Leftover Salmon have slowly become a bit of a staple across the US jam band circuit. That circuit punches way above the perceived weight, given the ticket sales such bands can attract. If the Grateful Dead were the template, a fusion of rock with any other genre you might snatch out the air, and a modus operandi for long and complicated instrumental freeform forays, Leftover Salmon have that to a T. Their shtick: a constant whiff of bluegrass seeping into the mix and instrumentation, further even than the Dead ever strayed. Heck, frontman and guitarist Vince Herman even has a vague look of latter-day Jerry Garcia, crossed with a current day Bob Weir, burly of frame and white of beard and locks. They may be under the radar to most, but with their new release Grass Roots, the band step out of the shadows of their scene, not so much into a different light as a light that will bring them more visibility.

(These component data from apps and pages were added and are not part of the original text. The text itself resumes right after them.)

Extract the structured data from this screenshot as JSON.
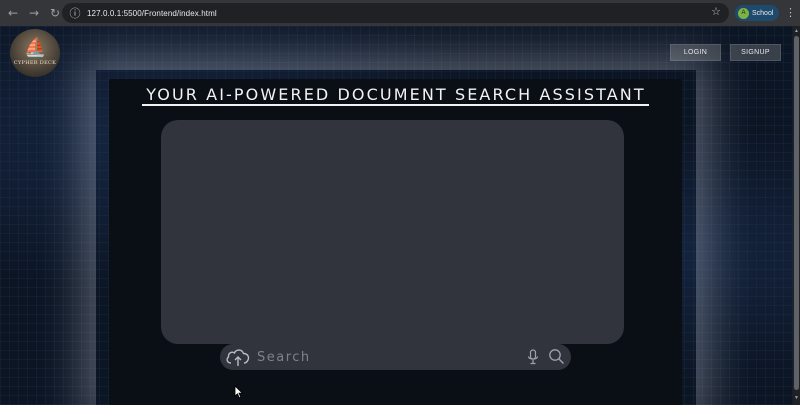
{
  "browser": {
    "url": "127.0.0.1:5500/Frontend/index.html",
    "profile_initial": "A",
    "profile_label": "School"
  },
  "brand": {
    "logo_text": "CYPHER",
    "logo_subtext": "DECK"
  },
  "header": {
    "login_label": "LOGIN",
    "signup_label": "SIGNUP"
  },
  "main": {
    "title": "YOUR AI-POWERED DOCUMENT SEARCH ASSISTANT"
  },
  "search": {
    "placeholder": "Search"
  },
  "icons": {
    "upload": "cloud-upload-icon",
    "mic": "microphone-icon",
    "search": "magnifier-icon"
  },
  "colors": {
    "panel": "#0a0e15",
    "chat_area": "#31343d",
    "search_bar": "#31343d",
    "button": "#3a404a"
  }
}
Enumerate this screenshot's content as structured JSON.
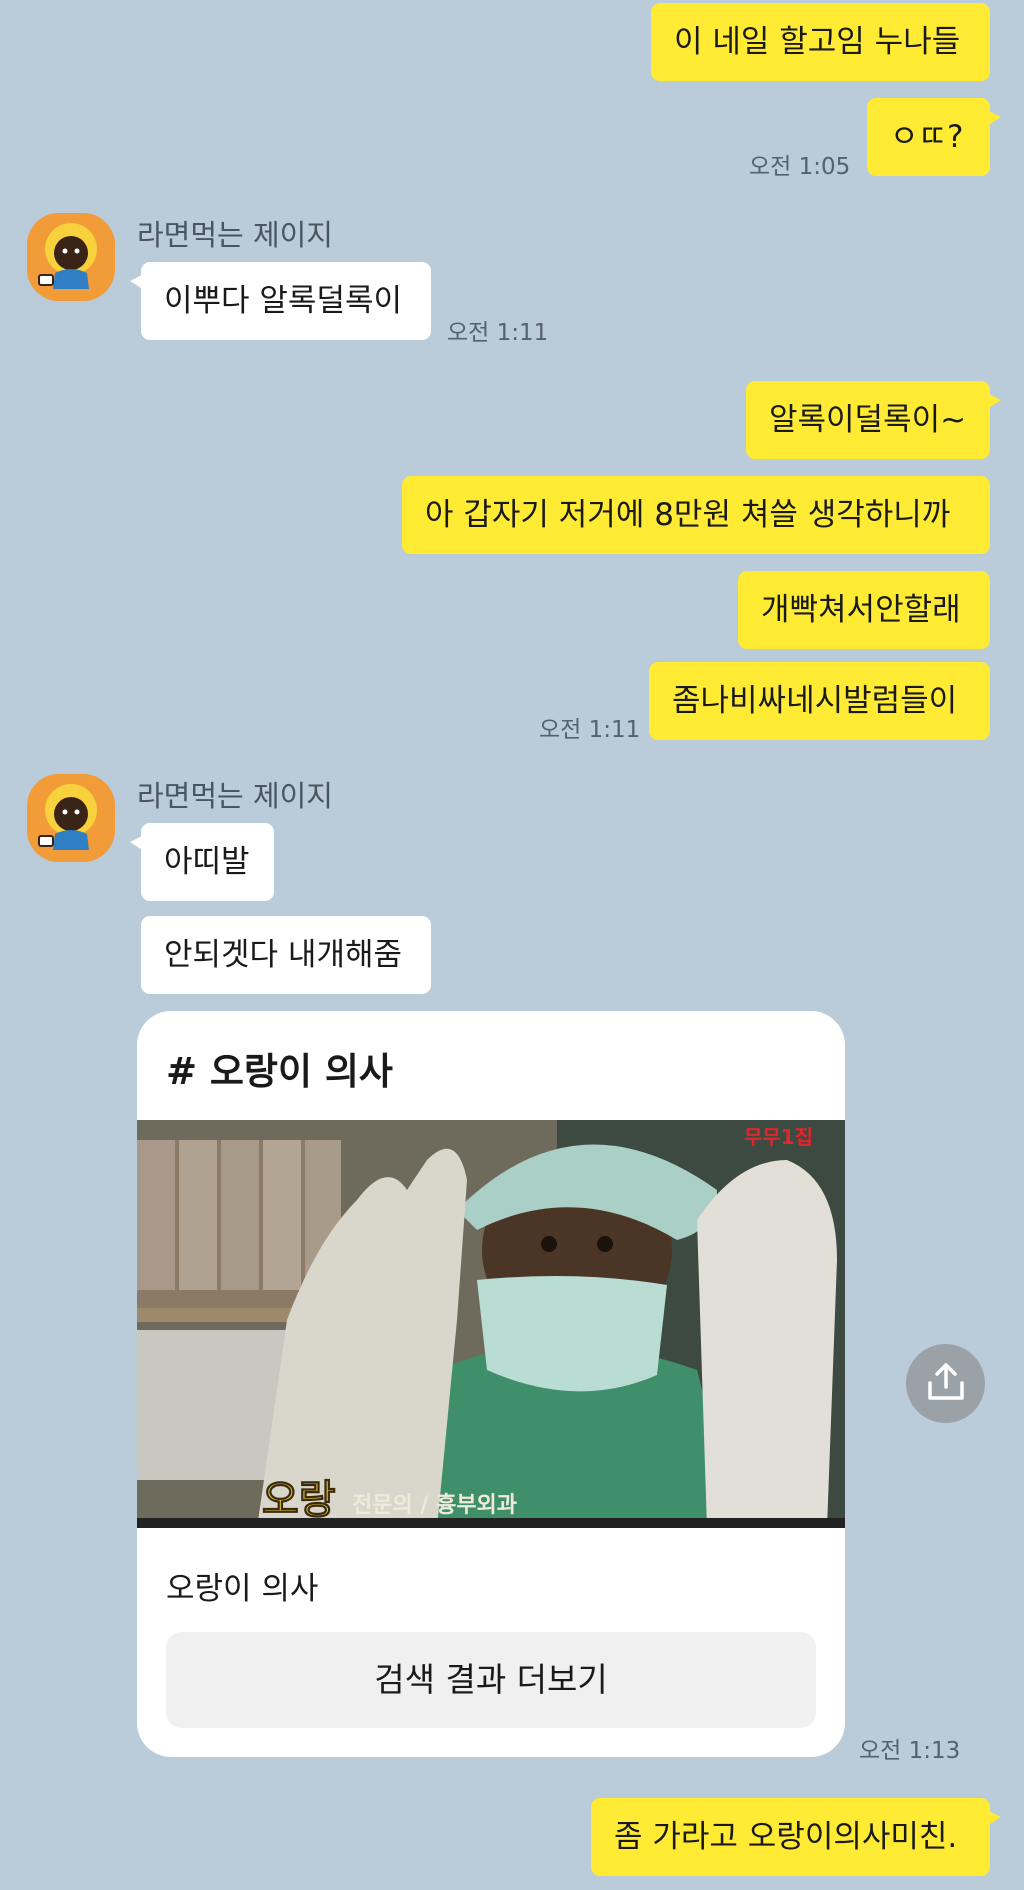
{
  "messages": {
    "m1": "이 네일 할고임 누나들",
    "m2": "ㅇㄸ?",
    "m1_time": "오전 1:05",
    "them1_sender": "라면먹는 제이지",
    "them1_text": "이뿌다 알록덜록이",
    "them1_time": "오전 1:11",
    "m3": "알록이덜록이~",
    "m4": "아 갑자기 저거에 8만원 쳐쓸 생각하니까",
    "m5": "개빡쳐서안할래",
    "m6": "좀나비싸네시발럼들이",
    "m3_time": "오전 1:11",
    "them2_sender": "라면먹는 제이지",
    "them2_text1": "아띠발",
    "them2_text2": "안되겟다 내개해줌",
    "card_title": "# 오랑이 의사",
    "card_caption_name": "오랑",
    "card_caption_sub": "전문의 / 흉부외과",
    "card_channel_mark": "무무1집",
    "card_subtitle": "오랑이 의사",
    "card_button": "검색 결과 더보기",
    "card_time": "오전 1:13",
    "m7": "좀 가라고 오랑이의사미친."
  },
  "icons": {
    "avatar": "character-avatar-icon",
    "share": "share-upload-icon"
  },
  "colors": {
    "background": "#bacbd9",
    "my_bubble": "#ffeb33",
    "their_bubble": "#ffffff",
    "avatar_bg": "#f29b39",
    "share_button": "#9aa2a8"
  }
}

Grass Roots (get it?) is their take on the sort of songs that both inspired them and taught them to play, a mix of trad and the expected culprits: the Dead, of course, and Dylan, with David Bromberg and the Seldom Scene also getting a nod. Their own description is their house style is polyethnic Cajun slamgrass, and who can argue with that? Instrumentation ranges from the expected of their rock progeny: guitars, bass, drums, with the bass as equally likely to be stand-up as plugged in and electric, to the the mandolins, banjos, fiddles and dobros of the mountain roots, with new added keyboards for added pizazz. All sing a bit.